NORTH TEXAS (CBSDFW.COM) – Education budget cuts are significantly affecting Texas students – negatively.
A survey of more than 240 Texas school superintendents revealed that state budget cuts have significantly impacted classroom instruction, teacher morale and cuts in services.
The survey, conducted by the Texas chapter of the American Federation of Teachers, found that the state public education budget cuts of $5.4 billion are not only stressing administrators but students, too.
“We’re really seeing it manifested by having larger classes, especially at the high school level,” said Texas AFT President Linda Bridges. “There you have more kids in a classroom [and it’s] harder to do one-on-one instruction because of that.”
Bridges said superintendents also expressed concern about low teacher morale.
As a part of the survey, one superintendent wrote, “Most staff are thankful to have a job, and I feel they will stay in place for the next three years. After that, the accountability system will drive them out.”
The lack of funds also has educators worried about the new State of Texas Assessments of Academic Readiness (STARR) exam, which will replace the Texas Assessment of Knowledge and Skills (TAKS) test in the Spring.
“All of these cuts are creating a really stressful environment within the schools and really creating concerns about how students will fair on the standardized tests that will be given this year,” Bridges said.
In addition the regular ‘reading, writing and arithmetic’ Bridges said some of the superintendent concerns centered on, “Things like technology taking a big hit –- as we’re trying to get kids ready to continue in the 21st Century. Funding for that has been diminished.”
In November of 2011 the Texas AFT conducted a survey of school employees.
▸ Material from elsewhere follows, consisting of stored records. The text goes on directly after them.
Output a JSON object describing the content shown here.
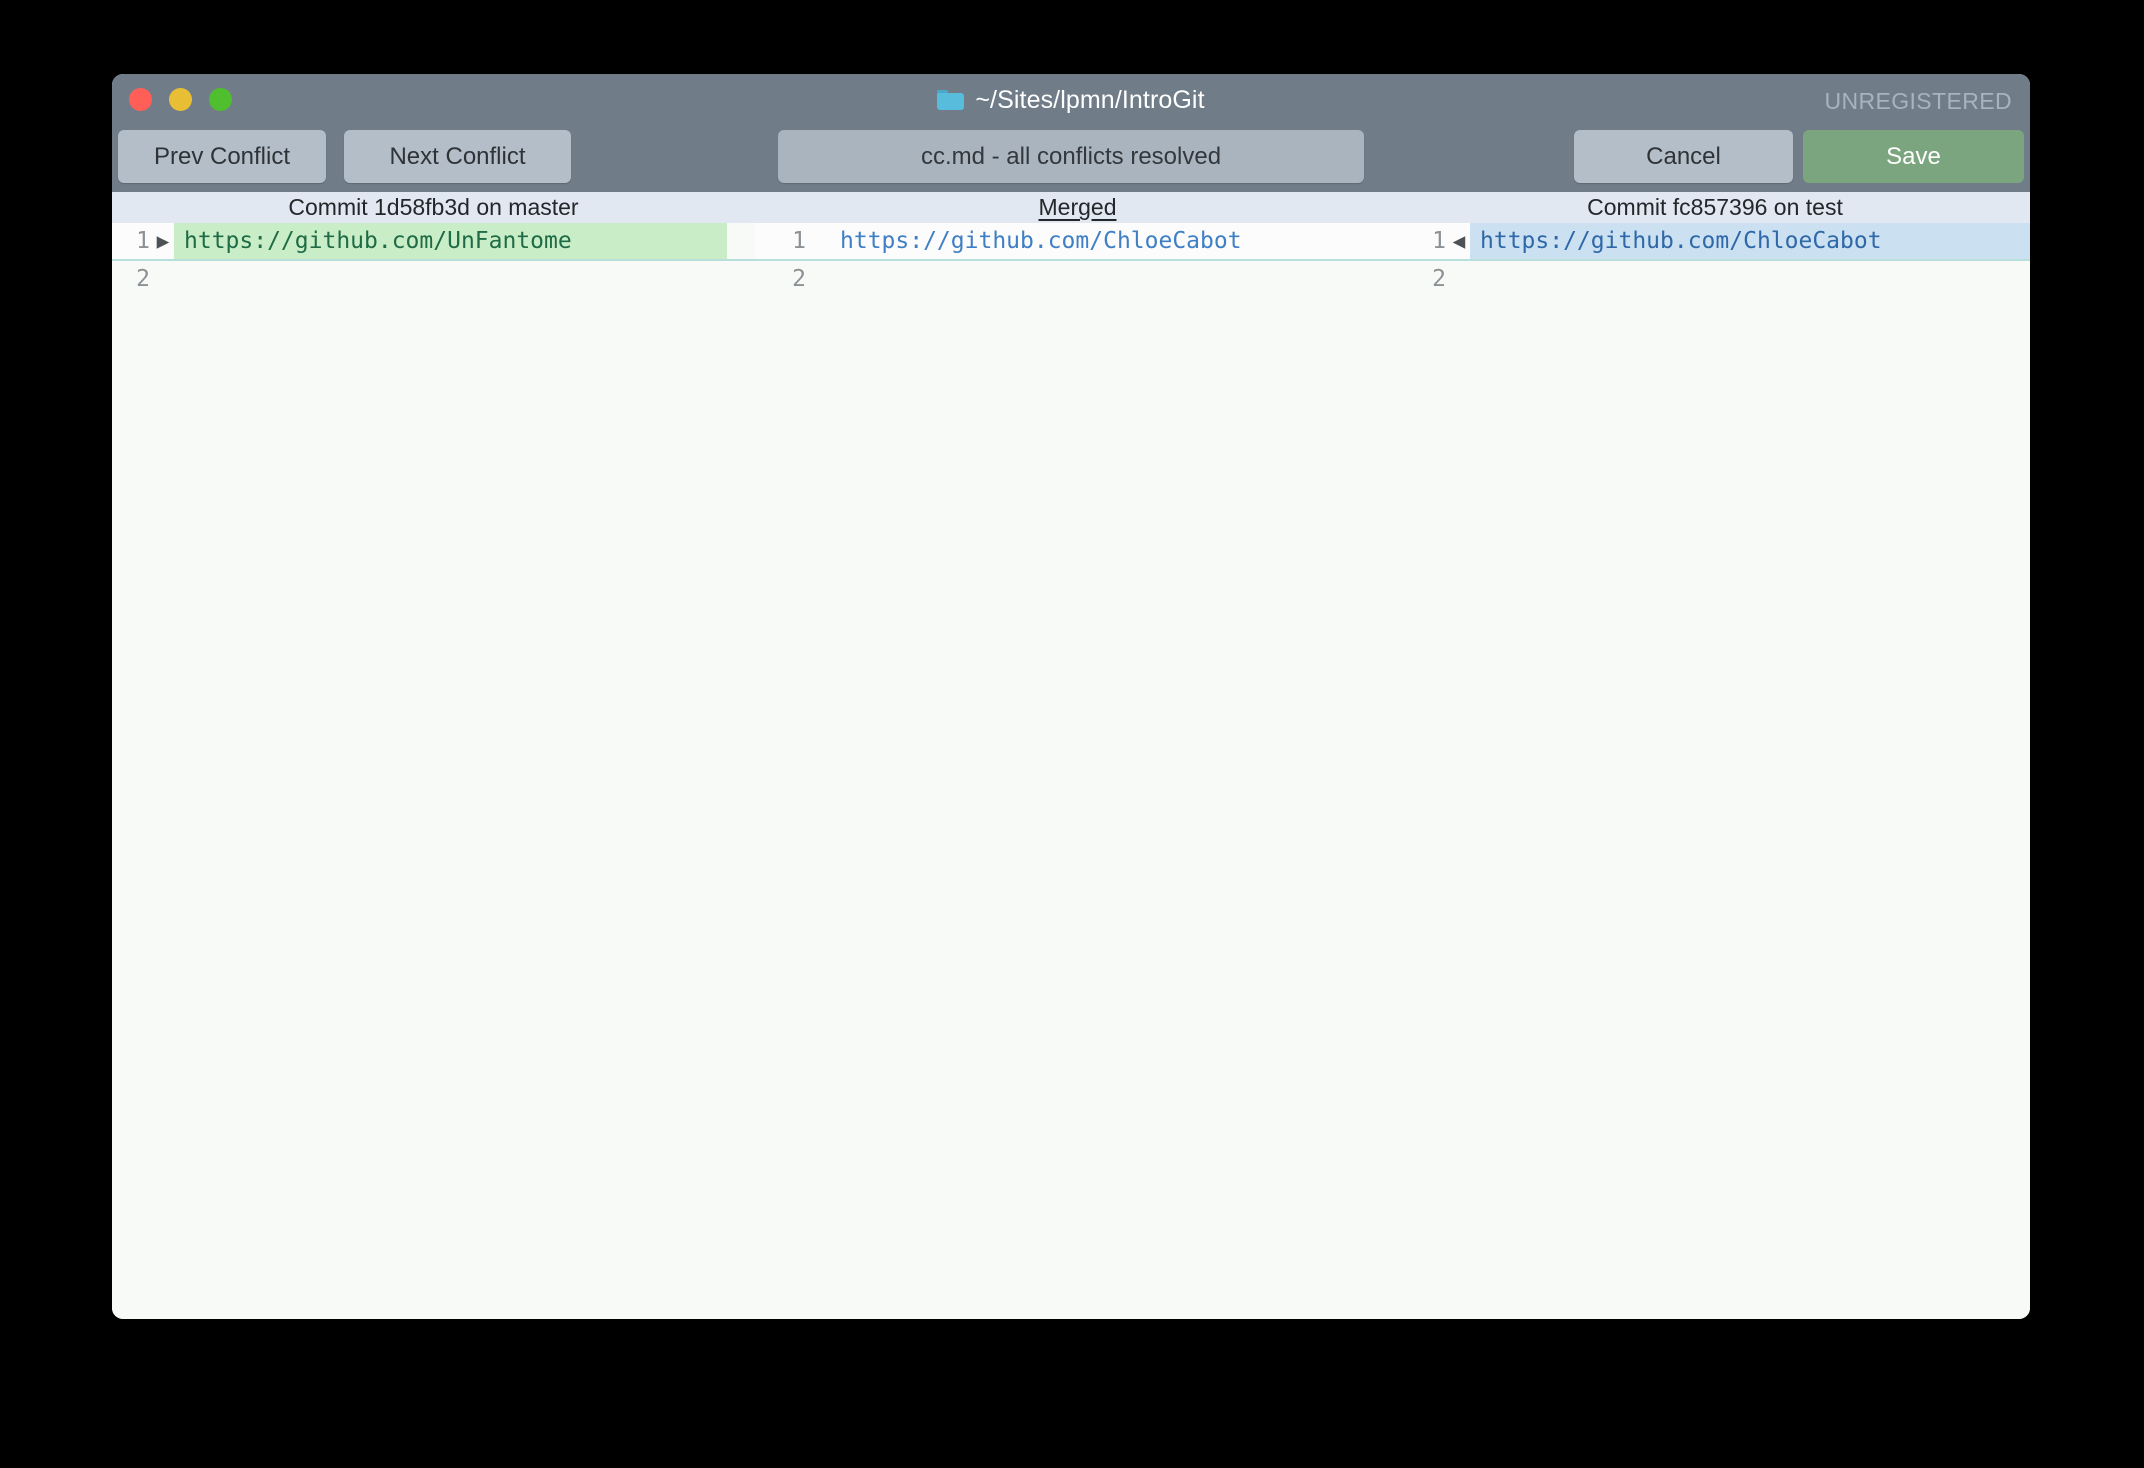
{
  "window": {
    "title": "~/Sites/lpmn/IntroGit",
    "folder_icon": "folder-icon",
    "unregistered_label": "UNREGISTERED",
    "traffic_lights": {
      "close_color": "#ff5f57",
      "minimize_color": "#e8bf34",
      "maximize_color": "#4fbf2f"
    },
    "titlebar_color": "#707d89"
  },
  "toolbar": {
    "prev_conflict_label": "Prev Conflict",
    "next_conflict_label": "Next Conflict",
    "status_text": "cc.md - all conflicts resolved",
    "cancel_label": "Cancel",
    "save_label": "Save",
    "save_color": "#7aa57f",
    "button_color": "#b4bec8"
  },
  "columns": {
    "left_header": "Commit 1d58fb3d on master",
    "center_header": "Merged",
    "right_header": "Commit fc857396 on test",
    "header_background": "#e2e8f1"
  },
  "diff": {
    "left": {
      "lines": [
        {
          "number": "1",
          "marker": "▶",
          "text": "https://github.com/UnFantome",
          "highlight": "green"
        },
        {
          "number": "2",
          "marker": "",
          "text": "",
          "highlight": "none"
        }
      ]
    },
    "center": {
      "lines": [
        {
          "number": "1",
          "marker": "",
          "text": "https://github.com/ChloeCabot",
          "highlight": "none"
        },
        {
          "number": "2",
          "marker": "",
          "text": "",
          "highlight": "none"
        }
      ]
    },
    "right": {
      "lines": [
        {
          "number": "1",
          "marker": "◀",
          "text": "https://github.com/ChloeCabot",
          "highlight": "blue"
        },
        {
          "number": "2",
          "marker": "",
          "text": "",
          "highlight": "none"
        }
      ]
    },
    "colors": {
      "added_highlight": "#c9eec7",
      "theirs_highlight": "#cbe1f1",
      "link_text": "#3f7fc5",
      "row_divider": "#b8dfdc"
    }
  }
}
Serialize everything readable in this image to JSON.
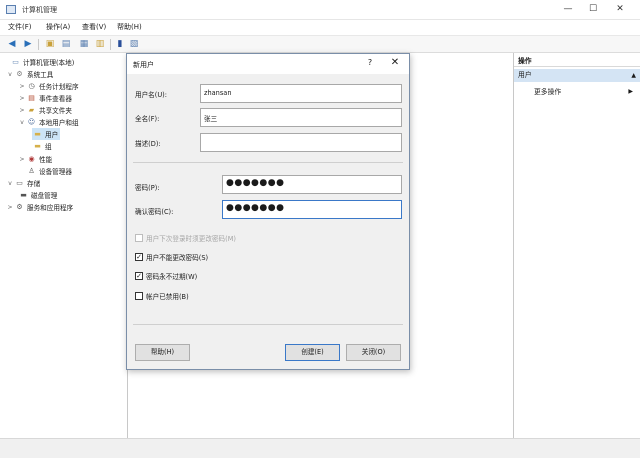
{
  "window": {
    "title": "计算机管理"
  },
  "menu": [
    "文件(F)",
    "操作(A)",
    "查看(V)",
    "帮助(H)"
  ],
  "tree": [
    {
      "label": "计算机管理(本地)",
      "icon": "computer-icon",
      "twisty": ""
    },
    {
      "label": "系统工具",
      "icon": "tools-icon",
      "twisty": "v"
    },
    {
      "label": "任务计划程序",
      "icon": "clock-icon",
      "twisty": ">"
    },
    {
      "label": "事件查看器",
      "icon": "event-viewer-icon",
      "twisty": ">"
    },
    {
      "label": "共享文件夹",
      "icon": "shared-folder-icon",
      "twisty": ">"
    },
    {
      "label": "本地用户和组",
      "icon": "users-groups-icon",
      "twisty": "v"
    },
    {
      "label": "用户",
      "icon": "folder-icon",
      "twisty": ""
    },
    {
      "label": "组",
      "icon": "folder-icon",
      "twisty": ""
    },
    {
      "label": "性能",
      "icon": "performance-icon",
      "twisty": ">"
    },
    {
      "label": "设备管理器",
      "icon": "device-manager-icon",
      "twisty": ""
    },
    {
      "label": "存储",
      "icon": "storage-icon",
      "twisty": "v"
    },
    {
      "label": "磁盘管理",
      "icon": "disk-icon",
      "twisty": ""
    },
    {
      "label": "服务和应用程序",
      "icon": "services-icon",
      "twisty": ">"
    }
  ],
  "actions": {
    "header": "操作",
    "section": "用户",
    "more": "更多操作"
  },
  "dialog": {
    "title": "新用户",
    "help_glyph": "?",
    "username_label": "用户名(U):",
    "username_value": "zhansan",
    "fullname_label": "全名(F):",
    "fullname_value": "张三",
    "description_label": "描述(D):",
    "description_value": "",
    "password_label": "密码(P):",
    "password_value": "●●●●●●●",
    "confirm_label": "确认密码(C):",
    "confirm_value": "●●●●●●●",
    "checkboxes": [
      {
        "label": "用户下次登录时须更改密码(M)",
        "checked": false,
        "disabled": true
      },
      {
        "label": "用户不能更改密码(S)",
        "checked": true,
        "disabled": false
      },
      {
        "label": "密码永不过期(W)",
        "checked": true,
        "disabled": false
      },
      {
        "label": "帐户已禁用(B)",
        "checked": false,
        "disabled": false
      }
    ],
    "help_button": "帮助(H)",
    "create_button": "创建(E)",
    "close_button": "关闭(O)"
  }
}
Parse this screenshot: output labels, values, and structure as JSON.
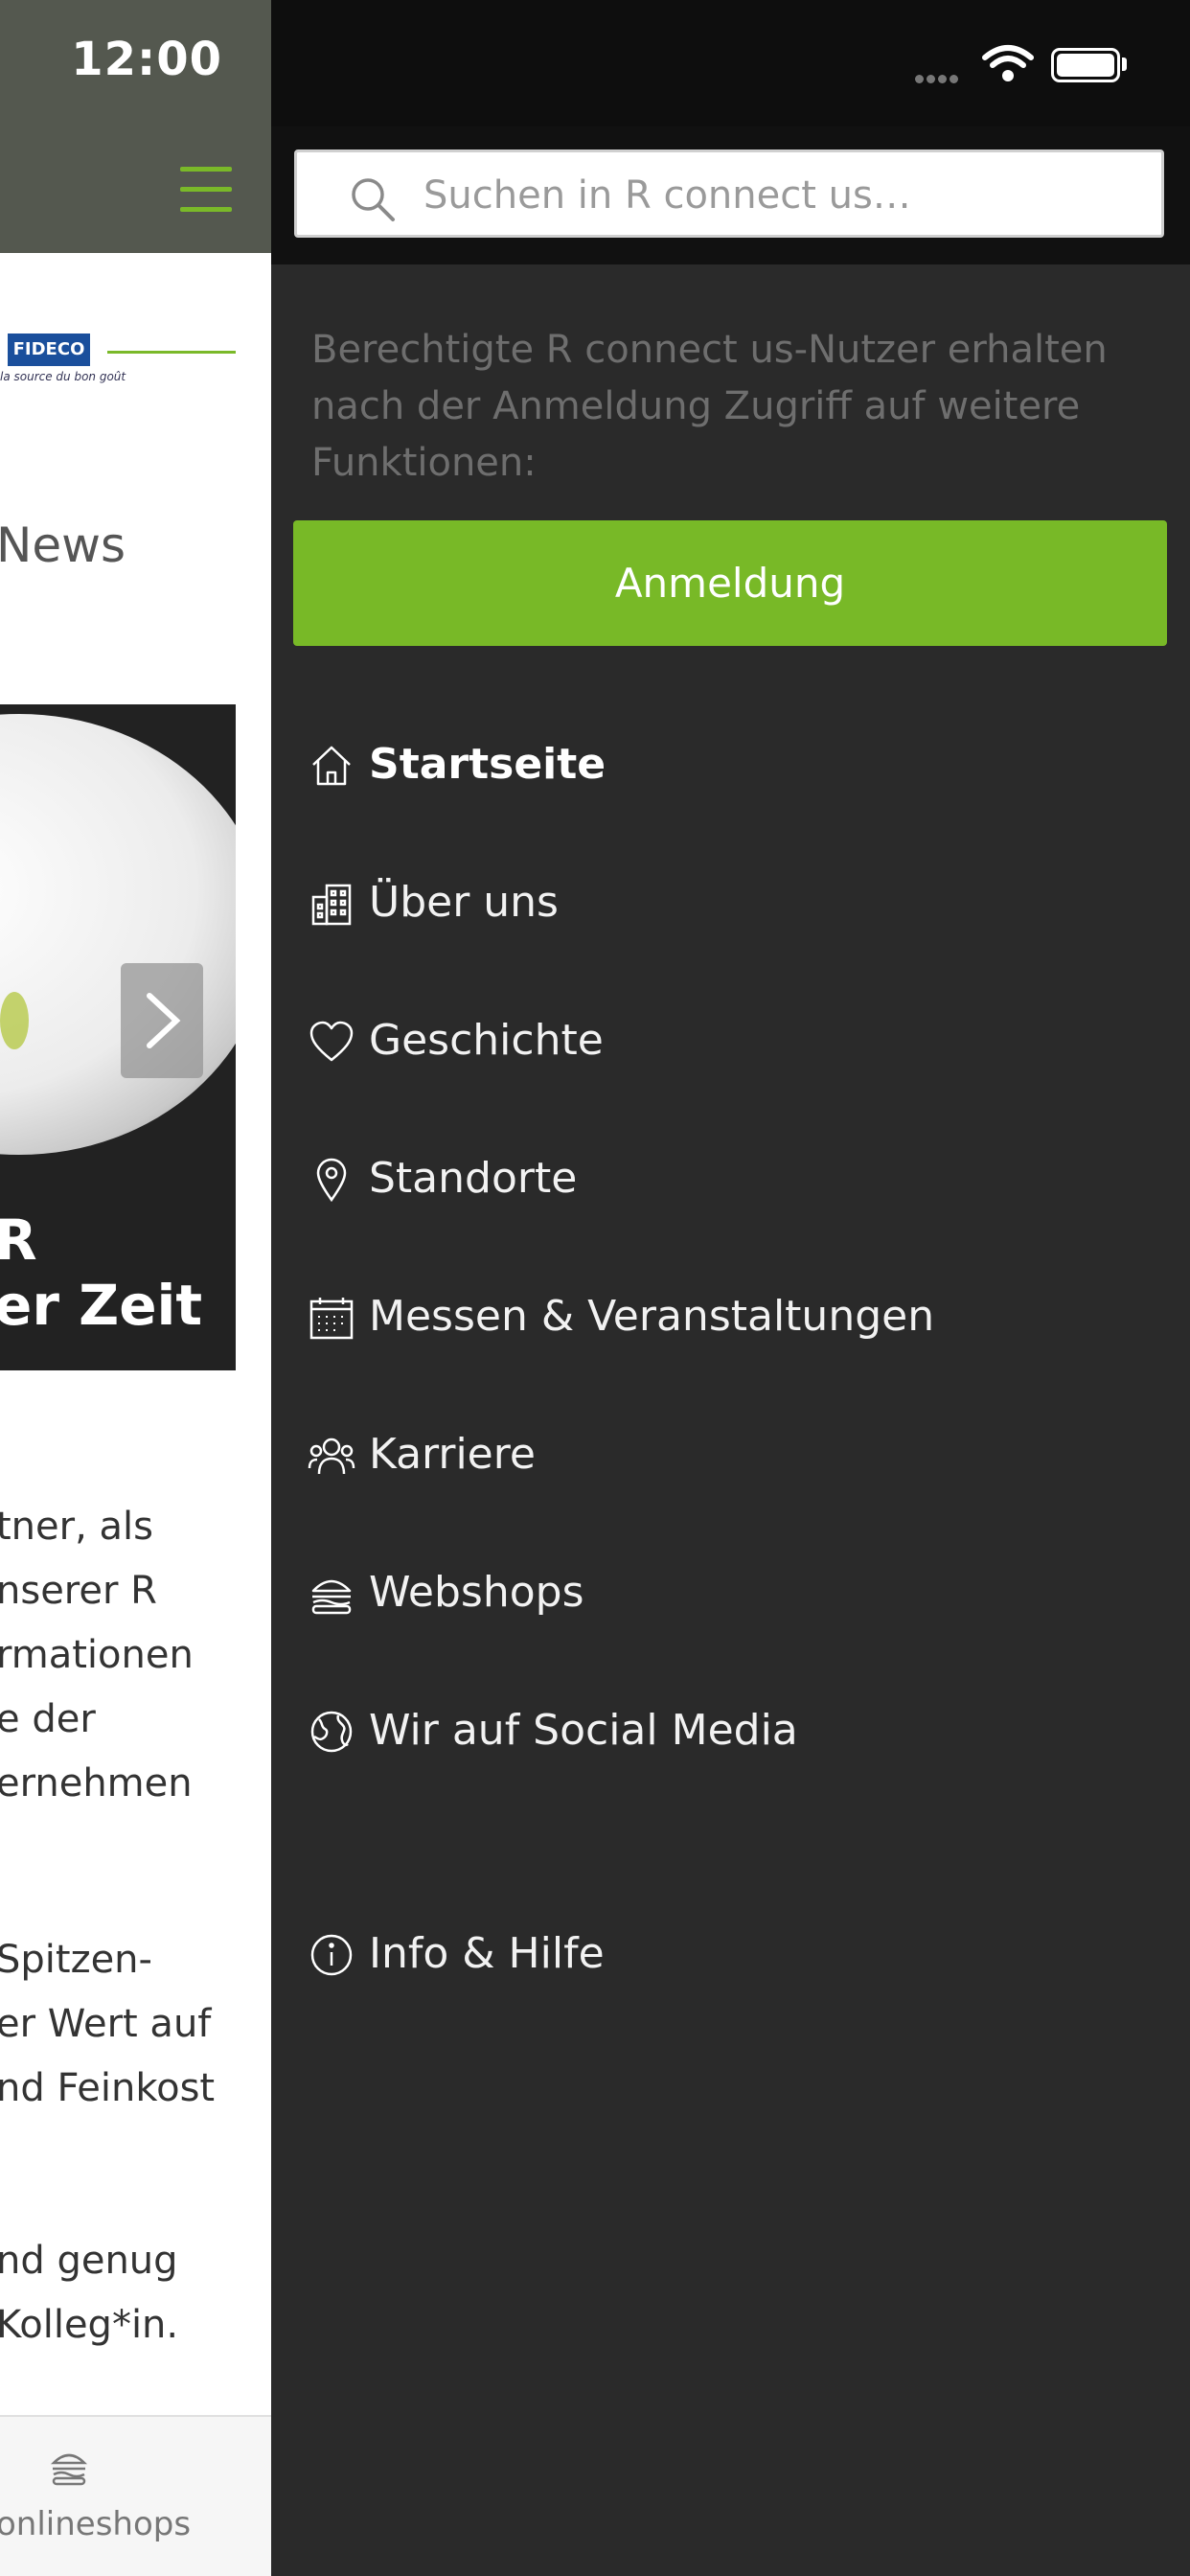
{
  "status_bar": {
    "time": "12:00"
  },
  "background_page": {
    "logo": {
      "brand": "FIDECO",
      "tagline": "la source du bon goût"
    },
    "news_title": "News",
    "slider_caption": [
      "R",
      "er Zeit"
    ],
    "body_paragraphs": [
      [
        "tner, als",
        "nserer R",
        "rmationen",
        "e der",
        "ernehmen"
      ],
      [
        "Spitzen-",
        "er Wert auf",
        "nd Feinkost"
      ],
      [
        "nd genug",
        "Kolleg*in."
      ]
    ],
    "bottom_tab": {
      "label": "onlineshops",
      "icon": "burger-icon"
    }
  },
  "drawer": {
    "search": {
      "placeholder": "Suchen in R connect us…",
      "value": ""
    },
    "info_text": "Berechtigte R connect us-Nutzer erhalten nach der Anmeldung Zugriff auf weitere Funktionen:",
    "login_label": "Anmeldung",
    "accent_color": "#78b927",
    "menu_items": [
      {
        "label": "Startseite",
        "icon": "home-icon",
        "active": true
      },
      {
        "label": "Über uns",
        "icon": "building-icon"
      },
      {
        "label": "Geschichte",
        "icon": "heart-icon"
      },
      {
        "label": "Standorte",
        "icon": "location-pin-icon"
      },
      {
        "label": "Messen & Veranstaltungen",
        "icon": "calendar-icon"
      },
      {
        "label": "Karriere",
        "icon": "people-icon"
      },
      {
        "label": "Webshops",
        "icon": "burger-icon"
      },
      {
        "label": "Wir auf Social Media",
        "icon": "globe-icon"
      },
      {
        "label": "Info & Hilfe",
        "icon": "info-icon"
      }
    ]
  }
}
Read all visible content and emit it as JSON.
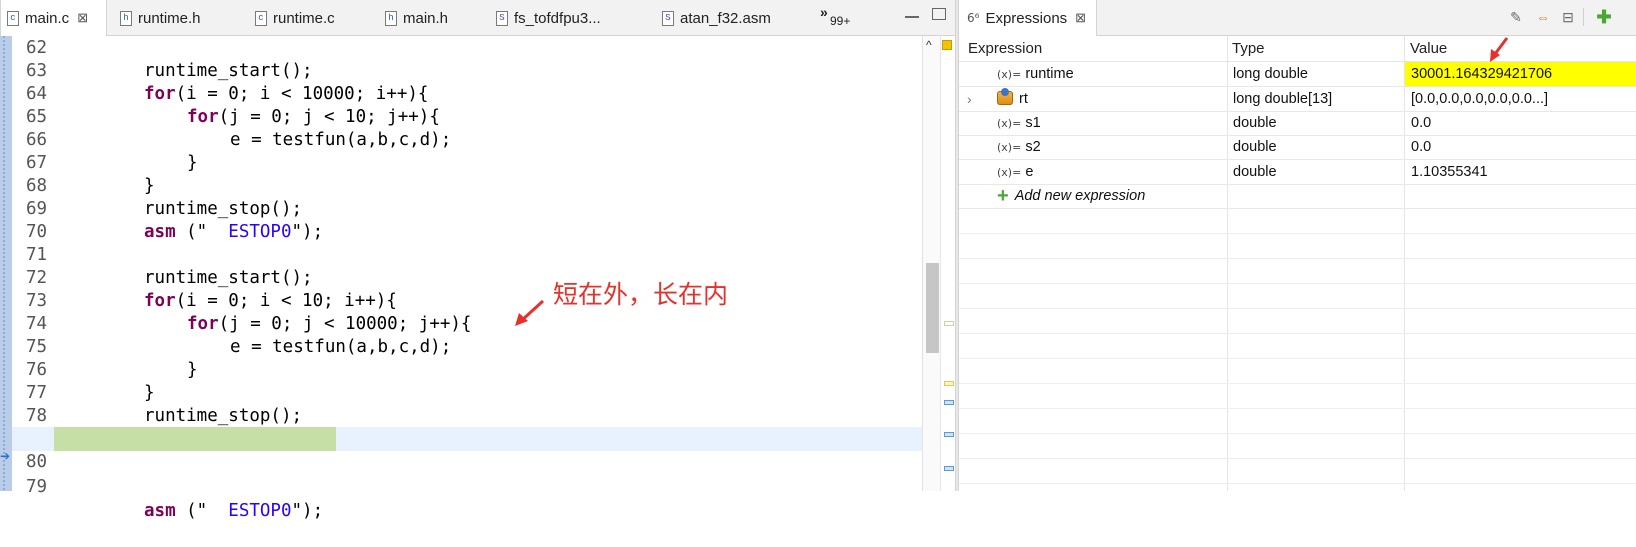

To make sure they have a clear picture Bridges said the group is planning another survey later in the school year, when districts are putting their 2012-2013 budgets together.